The answer is the set of lines that include "name", copied from the data below.

BEGIN GIVEN INFORMATION

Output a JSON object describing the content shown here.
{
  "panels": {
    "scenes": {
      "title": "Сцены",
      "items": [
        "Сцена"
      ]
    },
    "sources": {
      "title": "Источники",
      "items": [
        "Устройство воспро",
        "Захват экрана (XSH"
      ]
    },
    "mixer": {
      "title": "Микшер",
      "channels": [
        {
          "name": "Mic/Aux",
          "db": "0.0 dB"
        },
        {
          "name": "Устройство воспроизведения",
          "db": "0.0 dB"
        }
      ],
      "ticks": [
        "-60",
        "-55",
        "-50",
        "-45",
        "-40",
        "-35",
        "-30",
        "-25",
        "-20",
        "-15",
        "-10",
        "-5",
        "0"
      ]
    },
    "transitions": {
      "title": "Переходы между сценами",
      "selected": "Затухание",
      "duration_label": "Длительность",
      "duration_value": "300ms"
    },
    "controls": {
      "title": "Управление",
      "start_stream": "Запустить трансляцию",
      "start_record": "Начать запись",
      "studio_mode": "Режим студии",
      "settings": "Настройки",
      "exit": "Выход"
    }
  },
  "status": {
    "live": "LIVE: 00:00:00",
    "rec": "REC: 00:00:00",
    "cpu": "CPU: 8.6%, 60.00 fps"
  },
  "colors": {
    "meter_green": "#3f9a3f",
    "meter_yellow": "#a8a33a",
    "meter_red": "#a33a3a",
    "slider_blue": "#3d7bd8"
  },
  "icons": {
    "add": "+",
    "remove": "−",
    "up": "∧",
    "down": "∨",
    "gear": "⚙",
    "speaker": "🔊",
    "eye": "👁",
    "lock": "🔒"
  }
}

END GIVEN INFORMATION

TASK RESPONSE =
          "name": "Mic/Aux",
          "name": "Устройство воспроизведения",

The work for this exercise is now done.